• TASK INPUTS:
_ _ _ _

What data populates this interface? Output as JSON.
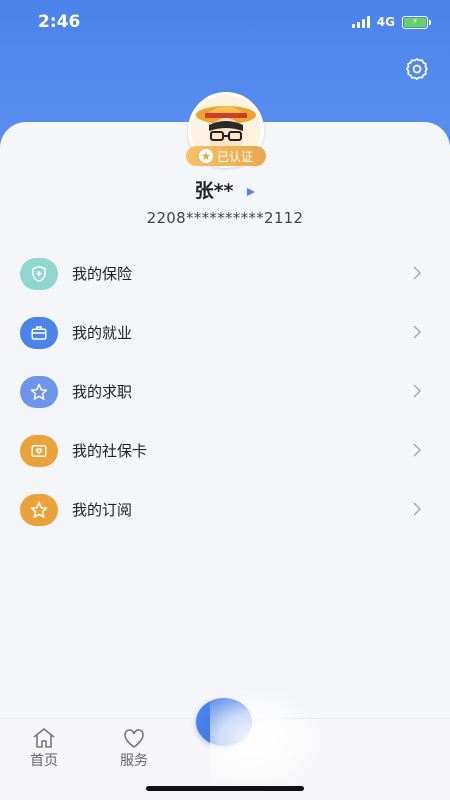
{
  "status_bar": {
    "time": "2:46",
    "network": "4G"
  },
  "header": {
    "settings_icon": "gear-icon"
  },
  "profile": {
    "avatar_icon": "cartoon-avatar",
    "verified_label": "已认证",
    "name": "张**",
    "id_number": "2208**********2112"
  },
  "menu": {
    "items": [
      {
        "label": "我的保险",
        "icon": "shield-plus-icon",
        "color": "#8fd6cf"
      },
      {
        "label": "我的就业",
        "icon": "briefcase-icon",
        "color": "#4b83ea"
      },
      {
        "label": "我的求职",
        "icon": "star-icon",
        "color": "#6f95ea"
      },
      {
        "label": "我的社保卡",
        "icon": "card-heart-icon",
        "color": "#e9a33a"
      },
      {
        "label": "我的订阅",
        "icon": "star-icon",
        "color": "#e9a33a"
      }
    ]
  },
  "bottom_nav": {
    "items": [
      {
        "label": "首页",
        "icon": "home-icon"
      },
      {
        "label": "服务",
        "icon": "heart-icon"
      }
    ]
  },
  "colors": {
    "primary": "#4b83ea",
    "badge": "#eeb35a",
    "background": "#f5f6fa"
  }
}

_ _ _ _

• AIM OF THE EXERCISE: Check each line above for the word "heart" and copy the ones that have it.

• YOUR SOLUTION:
        "icon": "card-heart-icon",
        "icon": "heart-icon"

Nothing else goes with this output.